---------- Listed records ----------

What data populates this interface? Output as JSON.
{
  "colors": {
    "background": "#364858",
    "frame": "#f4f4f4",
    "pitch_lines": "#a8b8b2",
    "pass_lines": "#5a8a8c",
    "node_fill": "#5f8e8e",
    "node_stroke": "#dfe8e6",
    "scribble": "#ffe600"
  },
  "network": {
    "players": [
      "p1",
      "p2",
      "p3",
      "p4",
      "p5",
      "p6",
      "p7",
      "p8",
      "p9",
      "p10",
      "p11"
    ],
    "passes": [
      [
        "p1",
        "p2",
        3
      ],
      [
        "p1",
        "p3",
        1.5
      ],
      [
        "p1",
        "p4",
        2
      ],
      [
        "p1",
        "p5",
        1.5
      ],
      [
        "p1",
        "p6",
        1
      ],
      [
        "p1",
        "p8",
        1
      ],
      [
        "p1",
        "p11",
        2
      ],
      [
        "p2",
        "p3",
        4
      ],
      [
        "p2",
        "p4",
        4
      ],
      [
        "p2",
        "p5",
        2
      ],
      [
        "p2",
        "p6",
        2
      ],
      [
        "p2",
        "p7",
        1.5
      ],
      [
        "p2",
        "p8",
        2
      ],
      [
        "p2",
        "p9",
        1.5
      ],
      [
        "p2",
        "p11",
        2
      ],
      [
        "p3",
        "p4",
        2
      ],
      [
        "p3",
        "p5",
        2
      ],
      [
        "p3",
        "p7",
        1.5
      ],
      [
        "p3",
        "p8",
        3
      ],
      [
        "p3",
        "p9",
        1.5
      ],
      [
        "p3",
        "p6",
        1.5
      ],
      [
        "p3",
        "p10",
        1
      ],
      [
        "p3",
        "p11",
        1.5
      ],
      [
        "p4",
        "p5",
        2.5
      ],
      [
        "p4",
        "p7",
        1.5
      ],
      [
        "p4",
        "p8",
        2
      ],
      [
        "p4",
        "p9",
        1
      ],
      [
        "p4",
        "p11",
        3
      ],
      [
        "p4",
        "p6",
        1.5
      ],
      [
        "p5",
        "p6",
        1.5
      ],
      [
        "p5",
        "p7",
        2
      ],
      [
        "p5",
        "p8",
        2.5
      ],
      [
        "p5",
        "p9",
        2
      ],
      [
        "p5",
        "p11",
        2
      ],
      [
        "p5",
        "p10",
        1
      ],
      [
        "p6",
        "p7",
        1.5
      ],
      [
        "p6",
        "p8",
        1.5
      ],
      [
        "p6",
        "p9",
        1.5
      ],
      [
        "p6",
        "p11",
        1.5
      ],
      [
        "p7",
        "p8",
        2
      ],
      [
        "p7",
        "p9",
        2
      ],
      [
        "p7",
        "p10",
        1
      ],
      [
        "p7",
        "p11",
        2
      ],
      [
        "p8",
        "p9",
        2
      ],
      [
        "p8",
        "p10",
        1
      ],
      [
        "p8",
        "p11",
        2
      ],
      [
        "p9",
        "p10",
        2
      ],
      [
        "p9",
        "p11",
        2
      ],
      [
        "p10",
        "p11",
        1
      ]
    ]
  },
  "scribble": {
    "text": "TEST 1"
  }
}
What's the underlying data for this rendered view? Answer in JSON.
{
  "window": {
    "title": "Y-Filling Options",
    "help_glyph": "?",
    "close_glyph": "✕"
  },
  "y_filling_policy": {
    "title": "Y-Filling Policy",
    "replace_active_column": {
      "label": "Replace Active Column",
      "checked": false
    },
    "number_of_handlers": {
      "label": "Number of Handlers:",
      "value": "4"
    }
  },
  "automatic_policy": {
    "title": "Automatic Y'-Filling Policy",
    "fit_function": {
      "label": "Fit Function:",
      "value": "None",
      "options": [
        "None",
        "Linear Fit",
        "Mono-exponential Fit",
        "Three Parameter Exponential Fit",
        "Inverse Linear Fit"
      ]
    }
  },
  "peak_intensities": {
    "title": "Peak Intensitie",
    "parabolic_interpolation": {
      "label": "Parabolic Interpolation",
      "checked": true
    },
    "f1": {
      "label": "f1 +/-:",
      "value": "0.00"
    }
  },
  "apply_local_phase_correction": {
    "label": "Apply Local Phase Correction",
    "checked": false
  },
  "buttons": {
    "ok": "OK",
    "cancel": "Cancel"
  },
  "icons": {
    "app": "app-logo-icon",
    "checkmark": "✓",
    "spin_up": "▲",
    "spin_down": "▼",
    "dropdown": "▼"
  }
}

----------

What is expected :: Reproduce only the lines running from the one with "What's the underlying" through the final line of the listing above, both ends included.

Output of the exercise ::
What's the underlying data for this rendered view? Answer in JSON.
{
  "window": {
    "title": "Y-Filling Options",
    "help_glyph": "?",
    "close_glyph": "✕"
  },
  "y_filling_policy": {
    "title": "Y-Filling Policy",
    "replace_active_column": {
      "label": "Replace Active Column",
      "checked": false
    },
    "number_of_handlers": {
      "label": "Number of Handlers:",
      "value": "4"
    }
  },
  "automatic_policy": {
    "title": "Automatic Y'-Filling Policy",
    "fit_function": {
      "label": "Fit Function:",
      "value": "None",
      "options": [
        "None",
        "Linear Fit",
        "Mono-exponential Fit",
        "Three Parameter Exponential Fit",
        "Inverse Linear Fit"
      ]
    }
  },
  "peak_intensities": {
    "title": "Peak Intensitie",
    "parabolic_interpolation": {
      "label": "Parabolic Interpolation",
      "checked": true
    },
    "f1": {
      "label": "f1 +/-:",
      "value": "0.00"
    }
  },
  "apply_local_phase_correction": {
    "label": "Apply Local Phase Correction",
    "checked": false
  },
  "buttons": {
    "ok": "OK",
    "cancel": "Cancel"
  },
  "icons": {
    "app": "app-logo-icon",
    "checkmark": "✓",
    "spin_up": "▲",
    "spin_down": "▼",
    "dropdown": "▼"
  }
}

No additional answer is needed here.